Since I do not particularly want to withdraw Carl Icahn's Chutzpah of the Week award (particularly since it was his first), I figure that, even though this is about as early in a week as you can get, President George W. Bush has already sealed up his ninth award for the coming week (unless he is trumped by something really outrageous). In terms of Kenneth Burke's dramatistic framework, the scene could not have been better. This is the week when the World Economic Forum again convenes, descending from its lofty Alpine summit to the sea level of Sharm El Sheikh on the coast of the Sinai wilderness. For those who accept the visions of Saint Helena, this is not very far from the mountain upon which Moses received the Ten Commandments (followed by a list of amendments long enough to fill three books of the Bible). So one has to wonder if, with his heavily faith-based orientation, Bush felt he was addressing the World Economic Forum in a voice that was channeling Moses (if not a more primary source). Here is how Al Jazeera English reported his speech:
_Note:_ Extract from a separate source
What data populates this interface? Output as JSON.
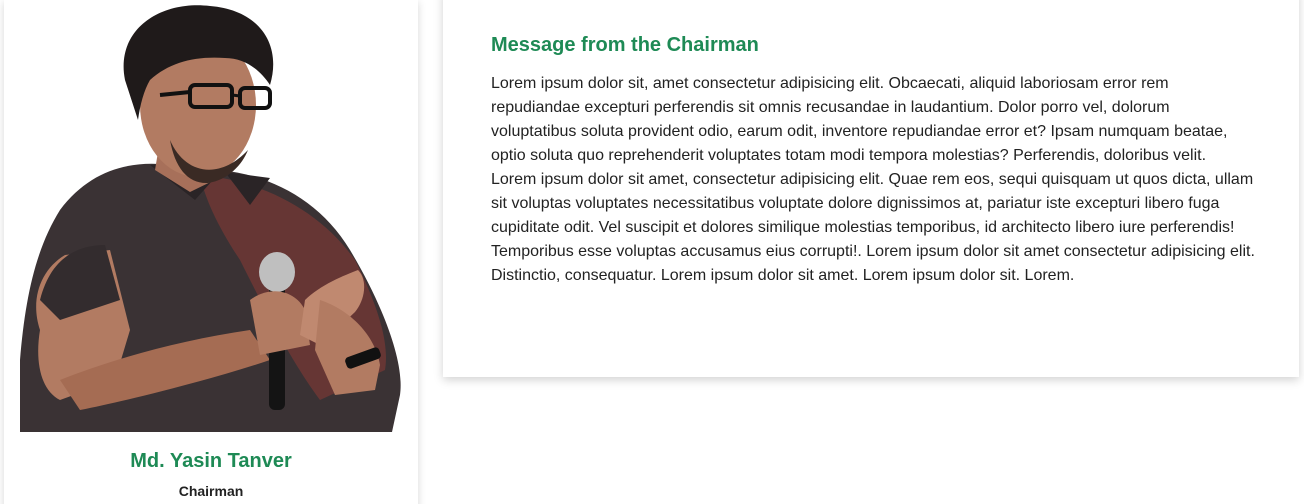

George Bush, the US president, has called for continuing reform in the Middle East, saying democracy is the best way to nurture economic growth.
Speaking at the World Economic Forum in Egypt on Sunday, Bush also called on Arab nations to accept the existence of Israel and support the Palestinians.
In a tone critical of his oil-rich Gulf allies, Bush said Arab states must "move past their old resentments against Israel".
"All nations in the region must stand together in confronting Hamas, which is attempting to undermine efforts at peace with continued acts of terror and violence."
I suspect that Bush is about the only individual with enough chutzpah to take the Arab nations to task for "their old resentments" and then immediately rake up his own resentments against Hamas. Once again, as I have previously put it, Bush's words reflect the "'wisdom' of his faith-based heart;" and, given our current economic condition (not to mention his recent effort to beg for lower oil prices), this is as true of his proposition about democracy and economic growth as it is of his reflections of relations between Israel and its Arab neighbors. If anything good has come out of this latest burst of award-winning behavior, it has been the opportunity for the Al Jazeera staff to present their own analytical wisdom:
But his criticism of Hamas is likely to stir new controversy.
Hamas - shunned by Israel and the West since winning parliamentary elections in 2006 - has recently put forward its list of requirements for a truce with the Jewish state.
Egypt, a key US ally, has been acting as a mediator in the indirect talks between the two sides.
Amani Soliman, Al Jazeera's Middle East analyst said: "For Bush to come out and say this in Egypt ... puts the Egyptians in an uncomfortable situation."
"These people are sitting down to talk to the Israelis, albeit through Egypt."
I am hoping that such reporting will continue for the remainder of this World Economic Forum meeting. For my part I see it as a vast improvement over the media neglect of the social side of economic issues that was so prevalent in the coverage of the last meeting in Davos.